**Records shown**
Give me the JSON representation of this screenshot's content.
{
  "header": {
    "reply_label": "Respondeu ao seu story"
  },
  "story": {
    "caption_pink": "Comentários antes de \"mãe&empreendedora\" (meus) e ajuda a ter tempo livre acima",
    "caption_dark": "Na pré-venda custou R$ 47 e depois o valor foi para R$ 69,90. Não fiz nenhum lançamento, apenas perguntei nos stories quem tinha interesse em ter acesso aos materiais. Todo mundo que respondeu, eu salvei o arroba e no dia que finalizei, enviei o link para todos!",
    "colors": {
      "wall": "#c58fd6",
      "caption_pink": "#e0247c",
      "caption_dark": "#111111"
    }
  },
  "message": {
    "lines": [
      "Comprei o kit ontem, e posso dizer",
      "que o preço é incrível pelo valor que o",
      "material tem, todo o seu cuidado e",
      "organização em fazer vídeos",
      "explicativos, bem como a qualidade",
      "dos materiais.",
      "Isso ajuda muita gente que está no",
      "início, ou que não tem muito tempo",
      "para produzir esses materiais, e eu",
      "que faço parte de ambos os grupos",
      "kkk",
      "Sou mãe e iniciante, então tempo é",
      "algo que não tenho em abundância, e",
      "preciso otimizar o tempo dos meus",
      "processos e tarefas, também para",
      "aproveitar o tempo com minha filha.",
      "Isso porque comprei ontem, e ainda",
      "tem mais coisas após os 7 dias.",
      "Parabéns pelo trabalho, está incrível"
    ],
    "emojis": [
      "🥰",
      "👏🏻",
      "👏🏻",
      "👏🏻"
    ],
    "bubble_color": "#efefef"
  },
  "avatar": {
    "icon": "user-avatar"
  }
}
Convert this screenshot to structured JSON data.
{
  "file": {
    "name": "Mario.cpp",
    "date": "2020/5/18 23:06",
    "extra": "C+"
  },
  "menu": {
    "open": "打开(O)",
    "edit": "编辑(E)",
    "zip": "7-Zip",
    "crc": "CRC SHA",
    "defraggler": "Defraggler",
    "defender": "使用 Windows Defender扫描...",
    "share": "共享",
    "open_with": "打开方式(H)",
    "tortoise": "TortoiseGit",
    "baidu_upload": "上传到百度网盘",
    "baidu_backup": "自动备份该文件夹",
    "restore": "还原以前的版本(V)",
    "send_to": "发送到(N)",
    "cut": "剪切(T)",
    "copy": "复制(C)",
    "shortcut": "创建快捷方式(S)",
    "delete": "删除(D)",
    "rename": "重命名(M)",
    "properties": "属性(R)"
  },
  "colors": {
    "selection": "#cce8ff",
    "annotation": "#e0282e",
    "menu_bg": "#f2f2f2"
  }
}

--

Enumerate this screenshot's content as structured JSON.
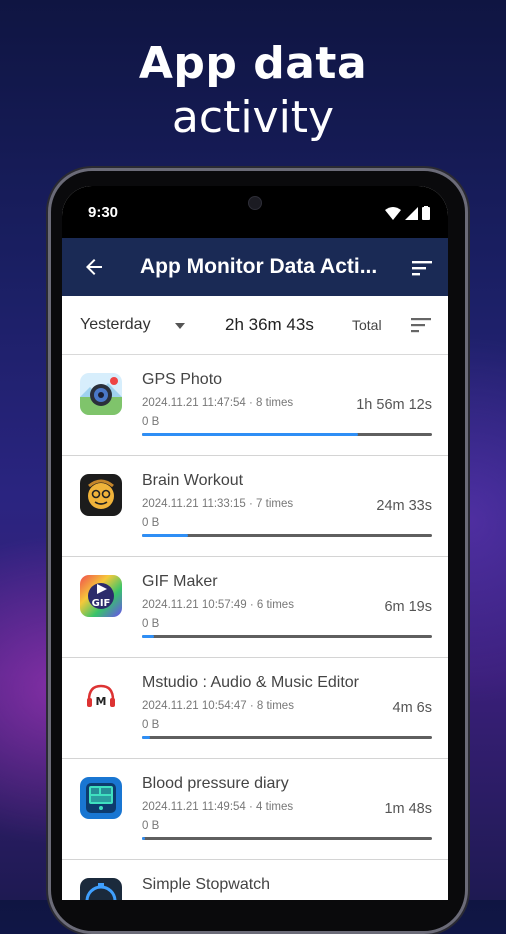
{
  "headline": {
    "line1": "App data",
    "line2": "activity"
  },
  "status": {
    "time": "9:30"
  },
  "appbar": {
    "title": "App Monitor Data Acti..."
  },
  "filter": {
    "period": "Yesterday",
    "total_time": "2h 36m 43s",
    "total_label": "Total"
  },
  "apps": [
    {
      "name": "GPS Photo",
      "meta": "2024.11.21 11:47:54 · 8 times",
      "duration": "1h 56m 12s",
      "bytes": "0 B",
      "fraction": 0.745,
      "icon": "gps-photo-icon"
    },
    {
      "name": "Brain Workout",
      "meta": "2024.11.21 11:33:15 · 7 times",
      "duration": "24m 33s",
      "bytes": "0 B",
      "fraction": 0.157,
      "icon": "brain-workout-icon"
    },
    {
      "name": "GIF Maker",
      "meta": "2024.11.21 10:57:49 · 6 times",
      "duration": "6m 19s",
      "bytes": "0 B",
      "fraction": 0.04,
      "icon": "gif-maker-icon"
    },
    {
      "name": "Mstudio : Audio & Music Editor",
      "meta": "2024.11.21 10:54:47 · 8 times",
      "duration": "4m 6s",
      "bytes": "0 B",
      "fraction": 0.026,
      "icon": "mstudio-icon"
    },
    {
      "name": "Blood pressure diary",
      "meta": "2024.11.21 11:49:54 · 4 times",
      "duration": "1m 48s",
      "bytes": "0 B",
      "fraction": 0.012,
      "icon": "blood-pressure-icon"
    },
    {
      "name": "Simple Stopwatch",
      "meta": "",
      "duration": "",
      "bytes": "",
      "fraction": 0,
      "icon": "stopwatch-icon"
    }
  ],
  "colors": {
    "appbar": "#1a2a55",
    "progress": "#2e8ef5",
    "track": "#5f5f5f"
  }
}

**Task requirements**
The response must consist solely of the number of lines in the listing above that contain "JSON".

**Exercise result**
3